• Task statement:
Line by line, copy out the entries exactly and leave the pictures behind.

(Source material Opens)

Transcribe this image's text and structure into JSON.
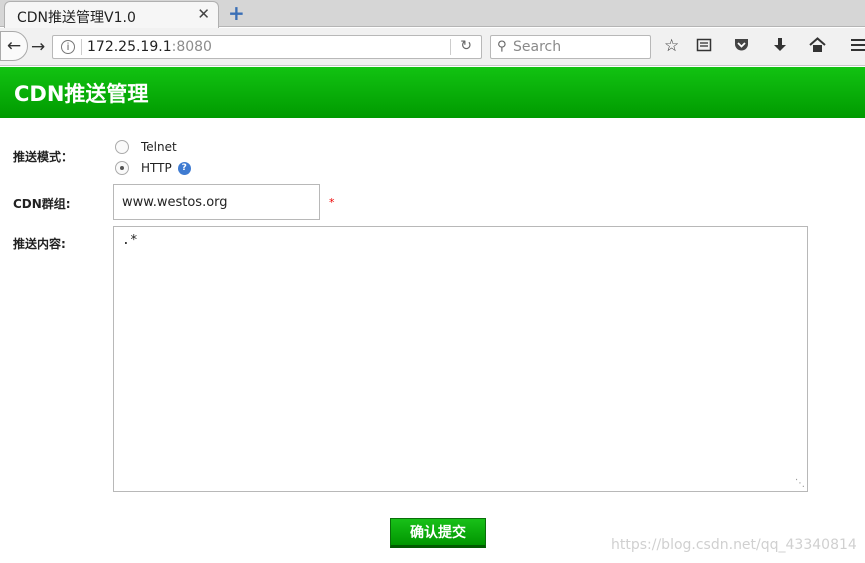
{
  "browser": {
    "tab_title": "CDN推送管理V1.0",
    "tab_close": "✕",
    "new_tab": "+",
    "url_host": "172.25.19.1",
    "url_port": ":8080",
    "search_placeholder": "Search",
    "toolbar_icons": [
      "back-icon",
      "forward-icon",
      "info-icon",
      "reload-icon",
      "search-icon",
      "star-icon",
      "reading-list-icon",
      "pocket-icon",
      "download-icon",
      "home-icon",
      "menu-icon"
    ]
  },
  "page": {
    "title": "CDN推送管理",
    "form": {
      "mode_label": "推送模式：",
      "modes": [
        {
          "label": "Telnet",
          "selected": false
        },
        {
          "label": "HTTP",
          "selected": true
        }
      ],
      "help": "?",
      "group_label": "CDN群组:",
      "group_value": "www.westos.org",
      "required_mark": "*",
      "content_label": "推送内容:",
      "content_value": ".*",
      "submit_label": "确认提交"
    },
    "watermark": "https://blog.csdn.net/qq_43340814"
  },
  "colors": {
    "header_green": "#00b300",
    "button_green": "#009600",
    "required_red": "#e00000",
    "help_blue": "#3f7bd1"
  }
}
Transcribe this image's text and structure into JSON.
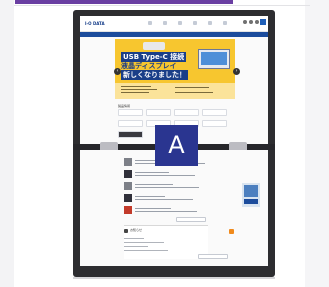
{
  "header": {
    "accent_bar_color": "#6a3fa2"
  },
  "device": {
    "brand_mark": "",
    "site_logo": "I-O DATA",
    "notice_text": "",
    "banner": {
      "line1": "USB Type-C 接続",
      "line2": "液晶ディスプレイ",
      "line3": "新しくなりました！"
    },
    "section_label": "製品情報",
    "info_title": "お知らせ",
    "colors": {
      "frame": "#2d2d30",
      "banner": "#f7c62f",
      "navy": "#1a3e88"
    }
  },
  "marker": {
    "label": "A",
    "color": "#2a3590"
  }
}
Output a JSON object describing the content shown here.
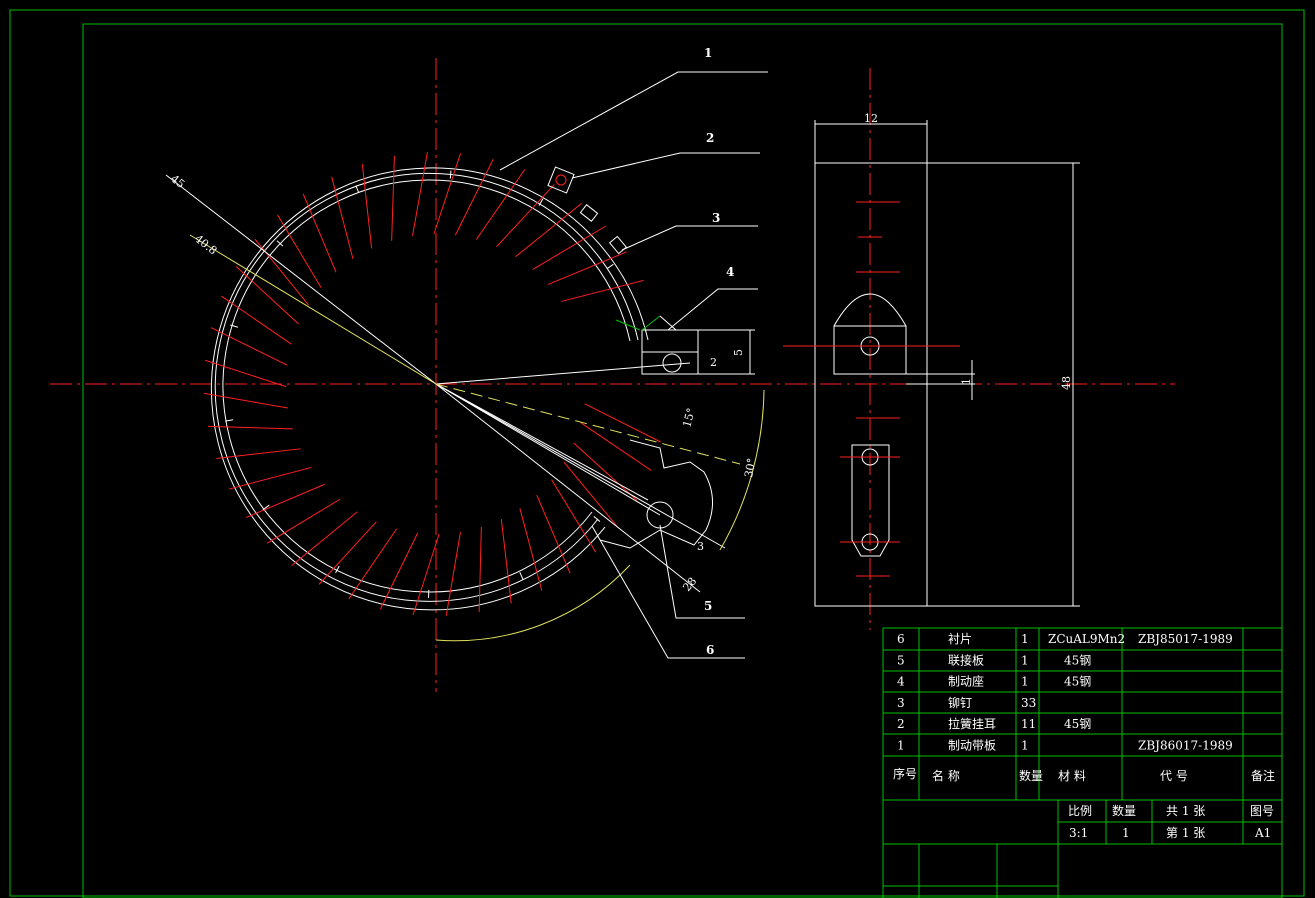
{
  "drawing": {
    "callouts": [
      "1",
      "2",
      "3",
      "4",
      "5",
      "6"
    ],
    "dims": {
      "r45": "45",
      "r40_8": "40.8",
      "angle15": "15°",
      "angle30": "30°",
      "w12": "12",
      "h48": "48",
      "h5": "5",
      "d2": "2",
      "d1": "1",
      "d3": "3",
      "d28": "28"
    }
  },
  "bom": {
    "rows": [
      {
        "no": "6",
        "name": "衬片",
        "qty": "1",
        "material": "ZCuAL9Mn2",
        "code": "ZBJ85017-1989",
        "note": ""
      },
      {
        "no": "5",
        "name": "联接板",
        "qty": "1",
        "material": "45钢",
        "code": "",
        "note": ""
      },
      {
        "no": "4",
        "name": "制动座",
        "qty": "1",
        "material": "45钢",
        "code": "",
        "note": ""
      },
      {
        "no": "3",
        "name": "铆钉",
        "qty": "33",
        "material": "",
        "code": "",
        "note": ""
      },
      {
        "no": "2",
        "name": "拉簧挂耳",
        "qty": "11",
        "material": "45钢",
        "code": "",
        "note": ""
      },
      {
        "no": "1",
        "name": "制动带板",
        "qty": "1",
        "material": "",
        "code": "ZBJ86017-1989",
        "note": ""
      }
    ],
    "header": {
      "no": "序号",
      "name": "名 称",
      "qty": "数量",
      "material": "材 料",
      "code": "代 号",
      "note": "备注"
    }
  },
  "titleblock": {
    "scale_label": "比例",
    "qty_label": "数量",
    "sheets_total": "共 1 张",
    "drawing_no_label": "图号",
    "scale": "3:1",
    "qty": "1",
    "sheet_no": "第 1 张",
    "size": "A1"
  },
  "colors": {
    "border": "#00c000",
    "line": "#ffffff",
    "center": "#ff2020",
    "dim_yellow": "#e0e060",
    "background": "#000000"
  }
}
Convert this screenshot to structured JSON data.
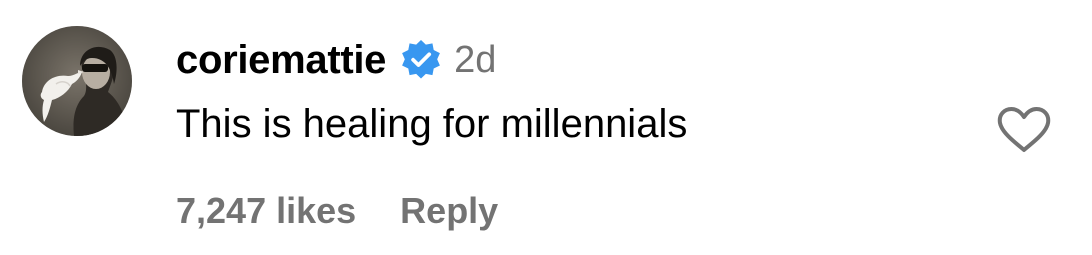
{
  "comment": {
    "username": "coriemattie",
    "verified": true,
    "time": "2d",
    "text": "This is healing for millennials",
    "likes": "7,247 likes",
    "reply_label": "Reply"
  },
  "icons": {
    "avatar": "profile-photo",
    "verified": "verified-badge-icon",
    "like": "heart-outline-icon"
  },
  "colors": {
    "text": "#000000",
    "secondary_text": "#737373",
    "verified_badge": "#3897f0",
    "heart_outline": "#737373"
  }
}
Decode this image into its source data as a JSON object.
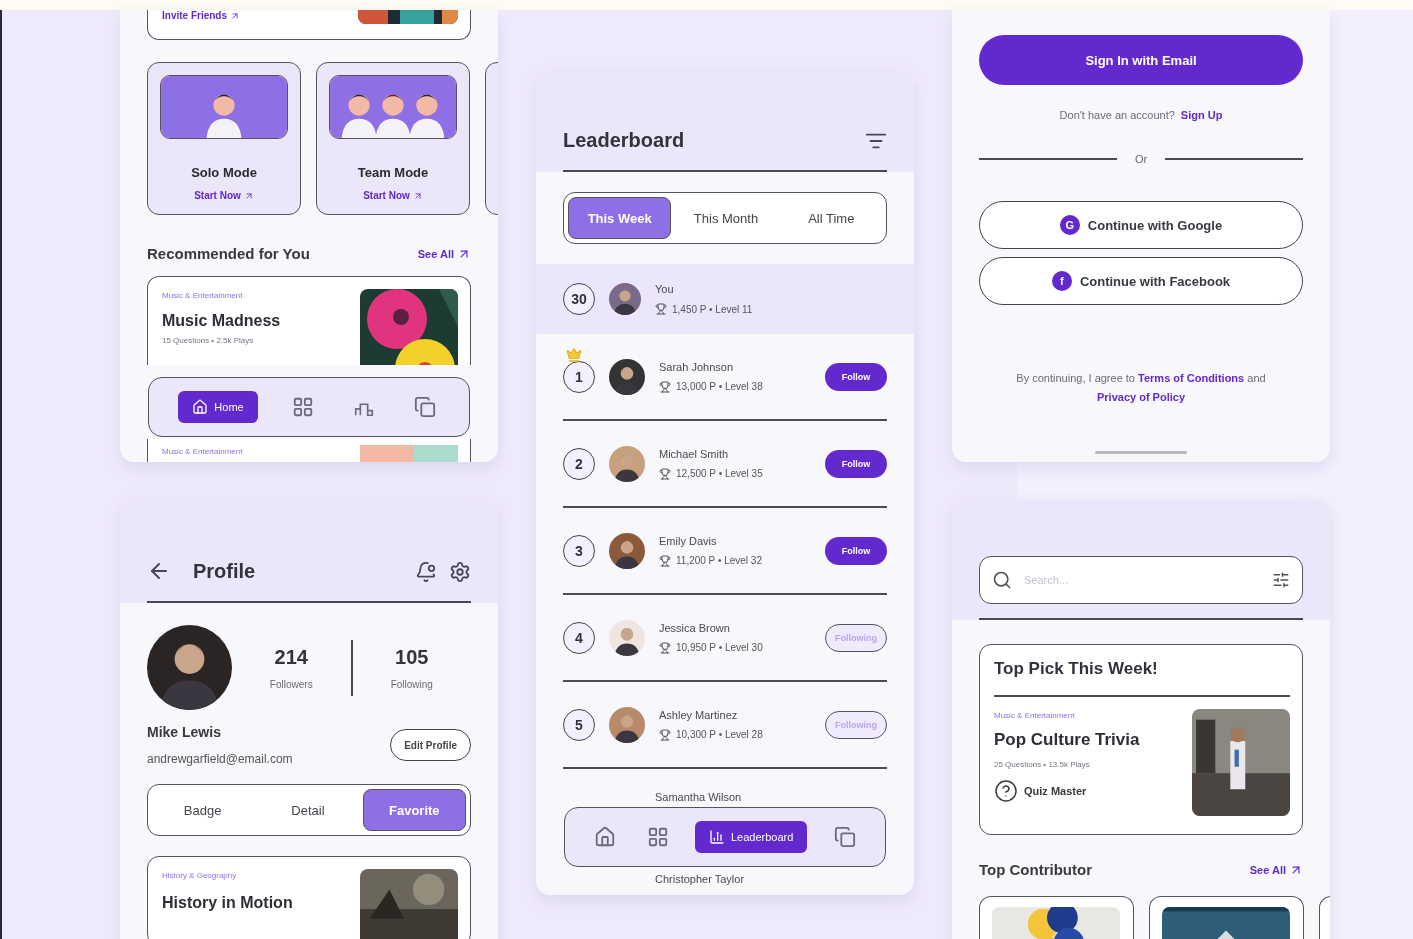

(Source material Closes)

• Solution to the exercise:
Transcribe this image's text and structure into JSON.
{
  "browser": {
    "tab_title": "CDN推送管理V1.0",
    "tab_close": "✕",
    "new_tab": "+",
    "url_host": "172.25.19.1",
    "url_port": ":8080",
    "search_placeholder": "Search",
    "toolbar_icons": [
      "back-icon",
      "forward-icon",
      "info-icon",
      "reload-icon",
      "search-icon",
      "star-icon",
      "reading-list-icon",
      "pocket-icon",
      "download-icon",
      "home-icon",
      "menu-icon"
    ]
  },
  "page": {
    "title": "CDN推送管理",
    "form": {
      "mode_label": "推送模式：",
      "modes": [
        {
          "label": "Telnet",
          "selected": false
        },
        {
          "label": "HTTP",
          "selected": true
        }
      ],
      "help": "?",
      "group_label": "CDN群组:",
      "group_value": "www.westos.org",
      "required_mark": "*",
      "content_label": "推送内容:",
      "content_value": ".*",
      "submit_label": "确认提交"
    },
    "watermark": "https://blog.csdn.net/qq_43340814"
  },
  "colors": {
    "header_green": "#00b300",
    "button_green": "#009600",
    "required_red": "#e00000",
    "help_blue": "#3f7bd1"
  }
}
Transcribe this image's text and structure into JSON.
{
  "header": {
    "accent_bar_color": "#6a3fa2"
  },
  "device": {
    "brand_mark": "",
    "site_logo": "I-O DATA",
    "notice_text": "",
    "banner": {
      "line1": "USB Type-C 接続",
      "line2": "液晶ディスプレイ",
      "line3": "新しくなりました！"
    },
    "section_label": "製品情報",
    "info_title": "お知らせ",
    "colors": {
      "frame": "#2d2d30",
      "banner": "#f7c62f",
      "navy": "#1a3e88"
    }
  },
  "marker": {
    "label": "A",
    "color": "#2a3590"
  }
}
Output a JSON object describing the content shown here.
{
  "drawing": {
    "callouts": [
      "1",
      "2",
      "3",
      "4",
      "5",
      "6"
    ],
    "dims": {
      "r45": "45",
      "r40_8": "40.8",
      "angle15": "15°",
      "angle30": "30°",
      "w12": "12",
      "h48": "48",
      "h5": "5",
      "d2": "2",
      "d1": "1",
      "d3": "3",
      "d28": "28"
    }
  },
  "bom": {
    "rows": [
      {
        "no": "6",
        "name": "衬片",
        "qty": "1",
        "material": "ZCuAL9Mn2",
        "code": "ZBJ85017-1989",
        "note": ""
      },
      {
        "no": "5",
        "name": "联接板",
        "qty": "1",
        "material": "45钢",
        "code": "",
        "note": ""
      },
      {
        "no": "4",
        "name": "制动座",
        "qty": "1",
        "material": "45钢",
        "code": "",
        "note": ""
      },
      {
        "no": "3",
        "name": "铆钉",
        "qty": "33",
        "material": "",
        "code": "",
        "note": ""
      },
      {
        "no": "2",
        "name": "拉簧挂耳",
        "qty": "11",
        "material": "45钢",
        "code": "",
        "note": ""
      },
      {
        "no": "1",
        "name": "制动带板",
        "qty": "1",
        "material": "",
        "code": "ZBJ86017-1989",
        "note": ""
      }
    ],
    "header": {
      "no": "序号",
      "name": "名 称",
      "qty": "数量",
      "material": "材 料",
      "code": "代 号",
      "note": "备注"
    }
  },
  "titleblock": {
    "scale_label": "比例",
    "qty_label": "数量",
    "sheets_total": "共 1 张",
    "drawing_no_label": "图号",
    "scale": "3:1",
    "qty": "1",
    "sheet_no": "第 1 张",
    "size": "A1"
  },
  "colors": {
    "border": "#00c000",
    "line": "#ffffff",
    "center": "#ff2020",
    "dim_yellow": "#e0e060",
    "background": "#000000"
  }
}
Convert this screenshot to structured JSON data.
{
  "comment": {
    "username": "coriemattie",
    "verified": true,
    "time": "2d",
    "text": "This is healing for millennials",
    "likes": "7,247 likes",
    "reply_label": "Reply"
  },
  "icons": {
    "avatar": "profile-photo",
    "verified": "verified-badge-icon",
    "like": "heart-outline-icon"
  },
  "colors": {
    "text": "#000000",
    "secondary_text": "#737373",
    "verified_badge": "#3897f0",
    "heart_outline": "#737373"
  }
}
Decode this image into its source data as a JSON object.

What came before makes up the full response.